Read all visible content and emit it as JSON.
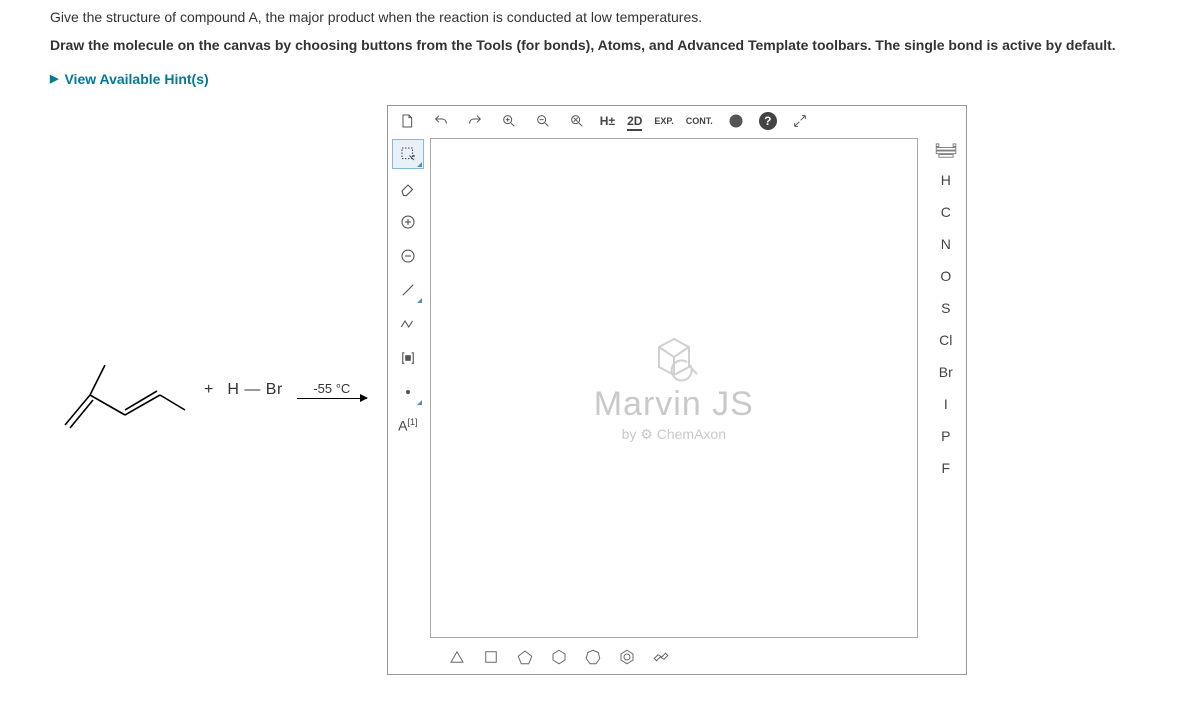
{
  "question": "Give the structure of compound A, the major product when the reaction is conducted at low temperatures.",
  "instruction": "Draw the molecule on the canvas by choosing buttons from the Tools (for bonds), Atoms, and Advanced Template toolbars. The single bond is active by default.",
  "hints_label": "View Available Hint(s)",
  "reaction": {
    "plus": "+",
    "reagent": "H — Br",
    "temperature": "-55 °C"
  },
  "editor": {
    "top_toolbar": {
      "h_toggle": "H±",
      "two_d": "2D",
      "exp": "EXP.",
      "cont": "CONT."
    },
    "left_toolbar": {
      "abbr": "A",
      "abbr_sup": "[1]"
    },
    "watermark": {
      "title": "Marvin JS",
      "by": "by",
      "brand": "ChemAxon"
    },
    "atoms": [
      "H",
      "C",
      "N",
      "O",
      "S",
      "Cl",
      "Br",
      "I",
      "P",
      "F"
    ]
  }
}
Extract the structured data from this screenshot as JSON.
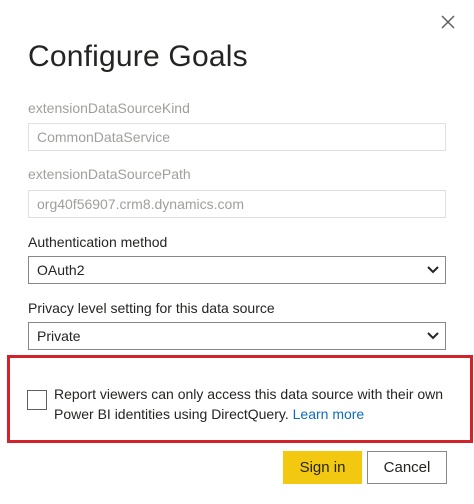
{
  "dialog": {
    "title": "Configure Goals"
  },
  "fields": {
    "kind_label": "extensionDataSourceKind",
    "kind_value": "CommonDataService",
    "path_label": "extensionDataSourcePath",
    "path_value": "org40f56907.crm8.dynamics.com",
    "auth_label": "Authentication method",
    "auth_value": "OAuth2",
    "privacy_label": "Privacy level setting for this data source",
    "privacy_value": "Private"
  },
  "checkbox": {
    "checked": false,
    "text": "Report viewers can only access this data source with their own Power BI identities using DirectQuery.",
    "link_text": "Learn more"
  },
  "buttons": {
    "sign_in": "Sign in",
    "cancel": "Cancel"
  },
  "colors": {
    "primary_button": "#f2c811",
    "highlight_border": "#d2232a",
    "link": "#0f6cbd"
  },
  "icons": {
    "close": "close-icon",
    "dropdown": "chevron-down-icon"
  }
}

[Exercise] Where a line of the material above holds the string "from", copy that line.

[Solution to the exercise]
  "instruction": "Draw the molecule on the canvas by choosing buttons from the Tools (for bonds), Atoms, and Advanced Template toolbars. The single bond is active by default.",
Extract the structured data from this screenshot as JSON.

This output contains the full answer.